Why it's scrambled.
The Existence of God, a podcast by W.L. Craig, Christian apologist, is the long version of his Ontological Argument (his so-called proof of the existence of God).
As in either version--long or short--of his argument, his basis is to agree with the premise of a certain scholar; then he treats the premise as true, simply because he agrees.
I, Dobbie, say that, naturally, mere agreement doesn't equate to truth.
He also says that postulating about a universal designer might lead to plausible truth, not absolute truth; he says that reasoning alone isn’t enough.
But he overlooks that his postulations, which are plausible to him, might not be plausible to others.
In the podcast, his classroom students ask challenging questions. But he often answers that “God did it” is a logically plausible answer more than anything else is.
He doesn't say why it's more logically plausible. Nor does he ask the class whether it thinks it's plausible.
Other ineffectual statements of his podcast--
Podcast: Existence of God: part 4 by W.L. Craig.
@31:00 He says that atheists believe the cosmos came from nothing at all.
Dobbie says: No they don't.
Existence of God: part 10.
@22:00 He says the cosmos came from absolute nothing.
Dobbie says: Who says? Physicists say it came from nothing they know about, and often refer to the unknown as “nothing.” Unfortunately, when they talk like that, physicists cause confusion since the standard understanding of "nothing" is "nothing whatsoever and no potential."
In Existence of God: part 6
@ W.L. Craig knows that when physicists talk about the nothing, they mean a quantum flux field.
Earlier he said one thing about "nothing." Now he said the opposite.
He argues that a premise needs to be true, but then argues that a premise needs only to sound plausible.
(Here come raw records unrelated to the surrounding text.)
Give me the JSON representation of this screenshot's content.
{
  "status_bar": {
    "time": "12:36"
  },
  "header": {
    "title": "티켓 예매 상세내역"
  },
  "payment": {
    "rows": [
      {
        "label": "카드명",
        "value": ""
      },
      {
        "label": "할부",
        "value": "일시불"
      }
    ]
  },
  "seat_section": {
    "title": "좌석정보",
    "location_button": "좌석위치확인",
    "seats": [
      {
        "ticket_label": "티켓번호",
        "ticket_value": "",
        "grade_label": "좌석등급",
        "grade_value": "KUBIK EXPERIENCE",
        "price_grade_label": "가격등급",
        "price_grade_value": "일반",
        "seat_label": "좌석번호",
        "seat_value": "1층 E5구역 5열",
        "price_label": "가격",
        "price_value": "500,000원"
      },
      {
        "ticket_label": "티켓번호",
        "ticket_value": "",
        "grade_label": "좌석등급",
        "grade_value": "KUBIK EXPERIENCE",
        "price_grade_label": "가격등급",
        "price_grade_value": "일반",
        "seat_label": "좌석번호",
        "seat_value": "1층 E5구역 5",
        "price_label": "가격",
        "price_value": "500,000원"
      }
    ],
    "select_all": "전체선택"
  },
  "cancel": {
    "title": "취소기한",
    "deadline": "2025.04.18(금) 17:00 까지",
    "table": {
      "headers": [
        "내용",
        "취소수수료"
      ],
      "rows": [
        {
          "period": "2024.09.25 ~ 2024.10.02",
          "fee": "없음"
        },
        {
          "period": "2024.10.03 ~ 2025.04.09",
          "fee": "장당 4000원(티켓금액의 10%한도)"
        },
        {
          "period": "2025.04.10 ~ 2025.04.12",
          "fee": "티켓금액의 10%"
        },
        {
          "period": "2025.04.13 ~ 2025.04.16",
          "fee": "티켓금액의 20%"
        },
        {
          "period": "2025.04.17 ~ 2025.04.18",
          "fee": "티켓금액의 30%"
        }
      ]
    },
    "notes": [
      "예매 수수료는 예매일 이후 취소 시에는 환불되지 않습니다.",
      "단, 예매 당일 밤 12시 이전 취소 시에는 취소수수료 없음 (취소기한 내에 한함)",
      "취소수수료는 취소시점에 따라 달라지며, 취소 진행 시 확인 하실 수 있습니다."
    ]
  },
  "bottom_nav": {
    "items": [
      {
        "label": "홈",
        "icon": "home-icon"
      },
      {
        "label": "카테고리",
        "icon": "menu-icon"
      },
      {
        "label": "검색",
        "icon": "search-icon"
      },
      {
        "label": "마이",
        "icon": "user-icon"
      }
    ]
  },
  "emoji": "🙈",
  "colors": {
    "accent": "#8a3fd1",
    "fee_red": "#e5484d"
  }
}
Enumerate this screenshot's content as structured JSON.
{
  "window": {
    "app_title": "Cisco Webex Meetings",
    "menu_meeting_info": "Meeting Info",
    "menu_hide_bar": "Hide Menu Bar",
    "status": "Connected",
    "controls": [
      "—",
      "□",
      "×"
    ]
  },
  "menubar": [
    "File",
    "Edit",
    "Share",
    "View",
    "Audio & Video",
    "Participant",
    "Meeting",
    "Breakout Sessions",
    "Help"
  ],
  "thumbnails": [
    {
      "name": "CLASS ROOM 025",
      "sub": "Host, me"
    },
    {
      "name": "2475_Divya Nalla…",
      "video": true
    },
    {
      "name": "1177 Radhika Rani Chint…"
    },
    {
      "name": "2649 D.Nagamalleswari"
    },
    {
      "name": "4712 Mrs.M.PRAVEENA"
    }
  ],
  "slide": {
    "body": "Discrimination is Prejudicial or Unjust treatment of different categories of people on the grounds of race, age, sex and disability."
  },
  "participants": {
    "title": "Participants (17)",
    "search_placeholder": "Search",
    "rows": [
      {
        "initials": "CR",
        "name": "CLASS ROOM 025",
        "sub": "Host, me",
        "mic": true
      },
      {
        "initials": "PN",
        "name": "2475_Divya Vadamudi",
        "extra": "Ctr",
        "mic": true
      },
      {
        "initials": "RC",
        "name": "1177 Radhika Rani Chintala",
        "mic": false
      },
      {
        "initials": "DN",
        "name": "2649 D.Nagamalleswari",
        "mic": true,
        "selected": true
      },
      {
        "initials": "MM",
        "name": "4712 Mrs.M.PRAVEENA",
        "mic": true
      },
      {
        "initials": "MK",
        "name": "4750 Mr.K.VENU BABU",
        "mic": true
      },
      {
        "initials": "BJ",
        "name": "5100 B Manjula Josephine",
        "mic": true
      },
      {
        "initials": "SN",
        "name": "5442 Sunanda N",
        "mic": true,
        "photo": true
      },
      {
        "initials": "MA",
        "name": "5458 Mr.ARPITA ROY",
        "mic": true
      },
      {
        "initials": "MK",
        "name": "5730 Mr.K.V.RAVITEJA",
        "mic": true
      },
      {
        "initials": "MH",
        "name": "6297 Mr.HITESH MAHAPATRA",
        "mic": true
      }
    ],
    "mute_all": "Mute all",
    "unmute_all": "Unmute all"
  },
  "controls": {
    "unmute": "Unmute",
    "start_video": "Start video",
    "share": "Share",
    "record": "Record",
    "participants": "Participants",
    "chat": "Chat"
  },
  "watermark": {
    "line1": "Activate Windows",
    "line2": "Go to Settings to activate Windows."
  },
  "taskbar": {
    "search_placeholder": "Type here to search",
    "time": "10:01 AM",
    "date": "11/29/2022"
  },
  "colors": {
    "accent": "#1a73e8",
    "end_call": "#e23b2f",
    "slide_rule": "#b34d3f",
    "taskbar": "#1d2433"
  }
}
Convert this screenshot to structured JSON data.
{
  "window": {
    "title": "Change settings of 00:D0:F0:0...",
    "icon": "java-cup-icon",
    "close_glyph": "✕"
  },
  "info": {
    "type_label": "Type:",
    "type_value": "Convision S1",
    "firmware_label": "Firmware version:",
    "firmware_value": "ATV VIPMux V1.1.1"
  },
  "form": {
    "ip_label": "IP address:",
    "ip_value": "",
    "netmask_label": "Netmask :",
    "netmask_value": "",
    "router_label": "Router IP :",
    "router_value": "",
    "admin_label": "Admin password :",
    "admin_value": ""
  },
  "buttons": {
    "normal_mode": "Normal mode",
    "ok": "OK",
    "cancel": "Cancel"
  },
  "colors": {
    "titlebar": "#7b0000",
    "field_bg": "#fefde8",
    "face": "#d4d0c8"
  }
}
Thus, he sends mixed messages and seems to keep his fingers crossed that the audience won't catch on to his glib statements.
Craig’s classroom lecture.
Part 2, etc.